A team that’s blessed with the twin-batting-talents of Kohli and Sharma- what could possibly be a great nadir? Yuvraj Singh has the answer!
Virat Kohli’s Team India can be proud, very proud of the way it competed in the 2019 World Cup, now on the verge of completion. India were one of the semi-finalists in the much-appreciated and widely-followed tournament.
There’s a reason why he’s called the hitman. Rohit Sharma, with 5 ODI hundreds in a single edition of the world cup became the only man to fire as many centuries. While Kohli not scoring a single century was a bit of a letdown, his constant fifties kept India in the hunt always.
Last but not least, the mega all-round performance of ‘Sir’ Ravindra Jadeja in a game that sunk hundreds and thousands of hearts stood out as the only high for India where there was no dearth of tears galore.
But all the positives said, there was one concern that India failed to avoid or ignore: the key problem in the middle order. And now, the recent retiree Yuvraj Singh, a man with nearly 9000 ODI runs has spoken on the key issue that might have let India down.
Yeah, perhaps you know this downer a bit too well- don’t you. Yuvraj Singh has shared that the lack of a specialist batsman in the important middle-order may have hurt India’s chances, a team that did pretty much everything right and spot on before it would find itself being run down by Kane Williamson’s New Zealand.
So what exactly did the famous Prince of Punjab share on India’s middle-order woes? Well, find out for yourself hereunder:
“The team management should have groomed someone. If someone was failing at No. 4, the team management should have told that player that he was going to play the World Cup. Like in the 2003 World Cup, we were playing New Zealand before the tournament, everybody was failing. But the same team played in the World Cup,” Yuvraj Singh was quoted as saying.
“It was disappointing to watch what they did with Rayudu. He was in the contention for the World Cup. He got runs in New Zealand but after three or four bad innings, he got dropped,” Yuvraj added. “And then Rishabh (Pant) came in and he got dropped. If No. 4 is a crucial position in ODI cricket, if you want someone to do well in that position, you will have to back him. You can’t drop someone if he is unable to do well all the time,” he told.
That said, it’s worthwhile to note that once upon a time, not too long from the present day, Yuvraj Singh himself was the key man in for India at number 4. It was this very position from which he ended up scoring 3400 of his 8700 ODI runs, including 6 of his 14 tons and 17 of his 52 fifties.
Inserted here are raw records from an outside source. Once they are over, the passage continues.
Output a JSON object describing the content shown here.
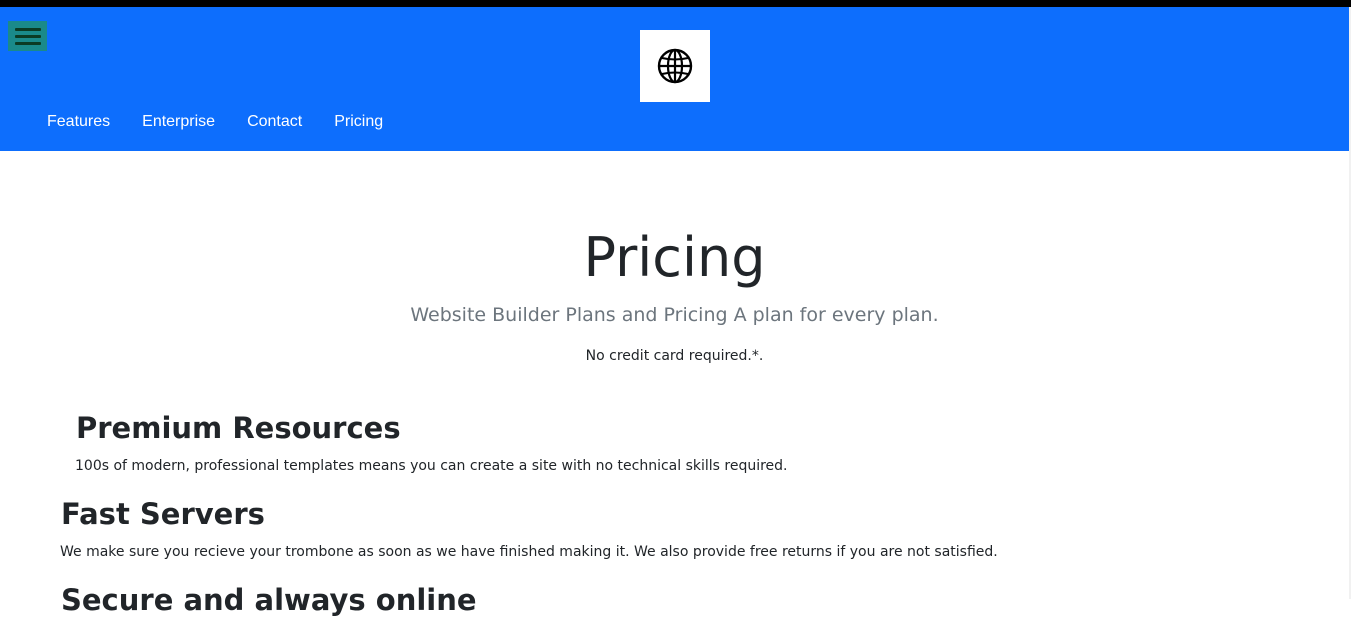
{
  "header": {
    "logo_icon": "globe-icon",
    "menu_icon": "hamburger-menu-icon",
    "colors": {
      "background": "#0d6efd",
      "menu_button": "#1a8a8a"
    },
    "nav": [
      "Features",
      "Enterprise",
      "Contact",
      "Pricing"
    ]
  },
  "main": {
    "title": "Pricing",
    "subtitle": "Website Builder Plans and Pricing A plan for every plan.",
    "note": "No credit card required.*.",
    "features": [
      {
        "heading": "Premium Resources",
        "text": "100s of modern, professional templates means you can create a site with no technical skills required."
      },
      {
        "heading": "Fast Servers",
        "text": "We make sure you recieve your trombone as soon as we have finished making it. We also provide free returns if you are not satisfied."
      },
      {
        "heading": "Secure and always online",
        "text": ""
      }
    ]
  }
}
That said, while it makes little sense to have this matter discussed now that it’s all over for Kohli’s army, one can’t help but ask, could taking Yuvraj to the 2019 World Cup in England have answered the key middle-order dilemma?